### What needs to be done
When you copy the listing, skip the images and return each line verbatim.

### Data provided
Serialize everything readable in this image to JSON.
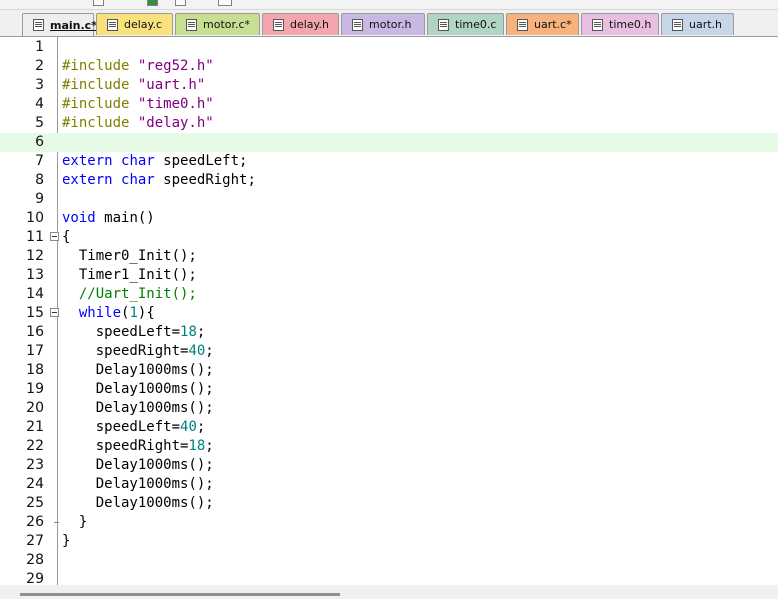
{
  "tabs": [
    {
      "label": "main.c*",
      "color": "#eeeeee",
      "active": true
    },
    {
      "label": "delay.c",
      "color": "#f9e27d"
    },
    {
      "label": "motor.c*",
      "color": "#c7df93"
    },
    {
      "label": "delay.h",
      "color": "#f3a6ad"
    },
    {
      "label": "motor.h",
      "color": "#c9b8e3"
    },
    {
      "label": "time0.c",
      "color": "#b2d4c3"
    },
    {
      "label": "uart.c*",
      "color": "#f7b27e"
    },
    {
      "label": "time0.h",
      "color": "#e8bfe0"
    },
    {
      "label": "uart.h",
      "color": "#c6d6e8"
    }
  ],
  "editor": {
    "current_line": 6,
    "lines": [
      {
        "n": "1",
        "tokens": []
      },
      {
        "n": "2",
        "tokens": [
          {
            "t": "#include ",
            "c": "pp"
          },
          {
            "t": "\"reg52.h\"",
            "c": "str"
          }
        ]
      },
      {
        "n": "3",
        "tokens": [
          {
            "t": "#include ",
            "c": "pp"
          },
          {
            "t": "\"uart.h\"",
            "c": "str"
          }
        ]
      },
      {
        "n": "4",
        "tokens": [
          {
            "t": "#include ",
            "c": "pp"
          },
          {
            "t": "\"time0.h\"",
            "c": "str"
          }
        ]
      },
      {
        "n": "5",
        "tokens": [
          {
            "t": "#include ",
            "c": "pp"
          },
          {
            "t": "\"delay.h\"",
            "c": "str"
          }
        ]
      },
      {
        "n": "6",
        "tokens": []
      },
      {
        "n": "7",
        "tokens": [
          {
            "t": "extern ",
            "c": "kw"
          },
          {
            "t": "char ",
            "c": "kw"
          },
          {
            "t": "speedLeft;",
            "c": ""
          }
        ]
      },
      {
        "n": "8",
        "tokens": [
          {
            "t": "extern ",
            "c": "kw"
          },
          {
            "t": "char ",
            "c": "kw"
          },
          {
            "t": "speedRight;",
            "c": ""
          }
        ]
      },
      {
        "n": "9",
        "tokens": []
      },
      {
        "n": "10",
        "tokens": [
          {
            "t": "void ",
            "c": "kw"
          },
          {
            "t": "main()",
            "c": ""
          }
        ]
      },
      {
        "n": "11",
        "fold": true,
        "tokens": [
          {
            "t": "{",
            "c": ""
          }
        ]
      },
      {
        "n": "12",
        "tokens": [
          {
            "t": "  Timer0_Init();",
            "c": ""
          }
        ]
      },
      {
        "n": "13",
        "tokens": [
          {
            "t": "  Timer1_Init();",
            "c": ""
          }
        ]
      },
      {
        "n": "14",
        "tokens": [
          {
            "t": "  //Uart_Init();",
            "c": "cmt"
          }
        ]
      },
      {
        "n": "15",
        "fold": true,
        "tokens": [
          {
            "t": "  ",
            "c": ""
          },
          {
            "t": "while",
            "c": "kw"
          },
          {
            "t": "(",
            "c": ""
          },
          {
            "t": "1",
            "c": "num"
          },
          {
            "t": "){",
            "c": ""
          }
        ]
      },
      {
        "n": "16",
        "tokens": [
          {
            "t": "    speedLeft=",
            "c": ""
          },
          {
            "t": "18",
            "c": "num"
          },
          {
            "t": ";",
            "c": ""
          }
        ]
      },
      {
        "n": "17",
        "tokens": [
          {
            "t": "    speedRight=",
            "c": ""
          },
          {
            "t": "40",
            "c": "num"
          },
          {
            "t": ";",
            "c": ""
          }
        ]
      },
      {
        "n": "18",
        "tokens": [
          {
            "t": "    Delay1000ms();",
            "c": ""
          }
        ]
      },
      {
        "n": "19",
        "tokens": [
          {
            "t": "    Delay1000ms();",
            "c": ""
          }
        ]
      },
      {
        "n": "20",
        "tokens": [
          {
            "t": "    Delay1000ms();",
            "c": ""
          }
        ]
      },
      {
        "n": "21",
        "tokens": [
          {
            "t": "    speedLeft=",
            "c": ""
          },
          {
            "t": "40",
            "c": "num"
          },
          {
            "t": ";",
            "c": ""
          }
        ]
      },
      {
        "n": "22",
        "tokens": [
          {
            "t": "    speedRight=",
            "c": ""
          },
          {
            "t": "18",
            "c": "num"
          },
          {
            "t": ";",
            "c": ""
          }
        ]
      },
      {
        "n": "23",
        "tokens": [
          {
            "t": "    Delay1000ms();",
            "c": ""
          }
        ]
      },
      {
        "n": "24",
        "tokens": [
          {
            "t": "    Delay1000ms();",
            "c": ""
          }
        ]
      },
      {
        "n": "25",
        "tokens": [
          {
            "t": "    Delay1000ms();",
            "c": ""
          }
        ]
      },
      {
        "n": "26",
        "foldend": true,
        "tokens": [
          {
            "t": "  }",
            "c": ""
          }
        ]
      },
      {
        "n": "27",
        "tokens": [
          {
            "t": "}",
            "c": ""
          }
        ]
      },
      {
        "n": "28",
        "tokens": []
      },
      {
        "n": "29",
        "tokens": []
      }
    ]
  }
}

### Your solution
Serialize everything readable in this image to JSON.
{
  "tabs": [
    {
      "label": "main.c*",
      "color": "#eeeeee",
      "active": true
    },
    {
      "label": "delay.c",
      "color": "#f9e27d"
    },
    {
      "label": "motor.c*",
      "color": "#c7df93"
    },
    {
      "label": "delay.h",
      "color": "#f3a6ad"
    },
    {
      "label": "motor.h",
      "color": "#c9b8e3"
    },
    {
      "label": "time0.c",
      "color": "#b2d4c3"
    },
    {
      "label": "uart.c*",
      "color": "#f7b27e"
    },
    {
      "label": "time0.h",
      "color": "#e8bfe0"
    },
    {
      "label": "uart.h",
      "color": "#c6d6e8"
    }
  ],
  "editor": {
    "current_line": 6,
    "lines": [
      {
        "n": "1",
        "tokens": []
      },
      {
        "n": "2",
        "tokens": [
          {
            "t": "#include ",
            "c": "pp"
          },
          {
            "t": "\"reg52.h\"",
            "c": "str"
          }
        ]
      },
      {
        "n": "3",
        "tokens": [
          {
            "t": "#include ",
            "c": "pp"
          },
          {
            "t": "\"uart.h\"",
            "c": "str"
          }
        ]
      },
      {
        "n": "4",
        "tokens": [
          {
            "t": "#include ",
            "c": "pp"
          },
          {
            "t": "\"time0.h\"",
            "c": "str"
          }
        ]
      },
      {
        "n": "5",
        "tokens": [
          {
            "t": "#include ",
            "c": "pp"
          },
          {
            "t": "\"delay.h\"",
            "c": "str"
          }
        ]
      },
      {
        "n": "6",
        "tokens": []
      },
      {
        "n": "7",
        "tokens": [
          {
            "t": "extern ",
            "c": "kw"
          },
          {
            "t": "char ",
            "c": "kw"
          },
          {
            "t": "speedLeft;",
            "c": ""
          }
        ]
      },
      {
        "n": "8",
        "tokens": [
          {
            "t": "extern ",
            "c": "kw"
          },
          {
            "t": "char ",
            "c": "kw"
          },
          {
            "t": "speedRight;",
            "c": ""
          }
        ]
      },
      {
        "n": "9",
        "tokens": []
      },
      {
        "n": "10",
        "tokens": [
          {
            "t": "void ",
            "c": "kw"
          },
          {
            "t": "main()",
            "c": ""
          }
        ]
      },
      {
        "n": "11",
        "fold": true,
        "tokens": [
          {
            "t": "{",
            "c": ""
          }
        ]
      },
      {
        "n": "12",
        "tokens": [
          {
            "t": "  Timer0_Init();",
            "c": ""
          }
        ]
      },
      {
        "n": "13",
        "tokens": [
          {
            "t": "  Timer1_Init();",
            "c": ""
          }
        ]
      },
      {
        "n": "14",
        "tokens": [
          {
            "t": "  //Uart_Init();",
            "c": "cmt"
          }
        ]
      },
      {
        "n": "15",
        "fold": true,
        "tokens": [
          {
            "t": "  ",
            "c": ""
          },
          {
            "t": "while",
            "c": "kw"
          },
          {
            "t": "(",
            "c": ""
          },
          {
            "t": "1",
            "c": "num"
          },
          {
            "t": "){",
            "c": ""
          }
        ]
      },
      {
        "n": "16",
        "tokens": [
          {
            "t": "    speedLeft=",
            "c": ""
          },
          {
            "t": "18",
            "c": "num"
          },
          {
            "t": ";",
            "c": ""
          }
        ]
      },
      {
        "n": "17",
        "tokens": [
          {
            "t": "    speedRight=",
            "c": ""
          },
          {
            "t": "40",
            "c": "num"
          },
          {
            "t": ";",
            "c": ""
          }
        ]
      },
      {
        "n": "18",
        "tokens": [
          {
            "t": "    Delay1000ms();",
            "c": ""
          }
        ]
      },
      {
        "n": "19",
        "tokens": [
          {
            "t": "    Delay1000ms();",
            "c": ""
          }
        ]
      },
      {
        "n": "20",
        "tokens": [
          {
            "t": "    Delay1000ms();",
            "c": ""
          }
        ]
      },
      {
        "n": "21",
        "tokens": [
          {
            "t": "    speedLeft=",
            "c": ""
          },
          {
            "t": "40",
            "c": "num"
          },
          {
            "t": ";",
            "c": ""
          }
        ]
      },
      {
        "n": "22",
        "tokens": [
          {
            "t": "    speedRight=",
            "c": ""
          },
          {
            "t": "18",
            "c": "num"
          },
          {
            "t": ";",
            "c": ""
          }
        ]
      },
      {
        "n": "23",
        "tokens": [
          {
            "t": "    Delay1000ms();",
            "c": ""
          }
        ]
      },
      {
        "n": "24",
        "tokens": [
          {
            "t": "    Delay1000ms();",
            "c": ""
          }
        ]
      },
      {
        "n": "25",
        "tokens": [
          {
            "t": "    Delay1000ms();",
            "c": ""
          }
        ]
      },
      {
        "n": "26",
        "foldend": true,
        "tokens": [
          {
            "t": "  }",
            "c": ""
          }
        ]
      },
      {
        "n": "27",
        "tokens": [
          {
            "t": "}",
            "c": ""
          }
        ]
      },
      {
        "n": "28",
        "tokens": []
      },
      {
        "n": "29",
        "tokens": []
      }
    ]
  }
}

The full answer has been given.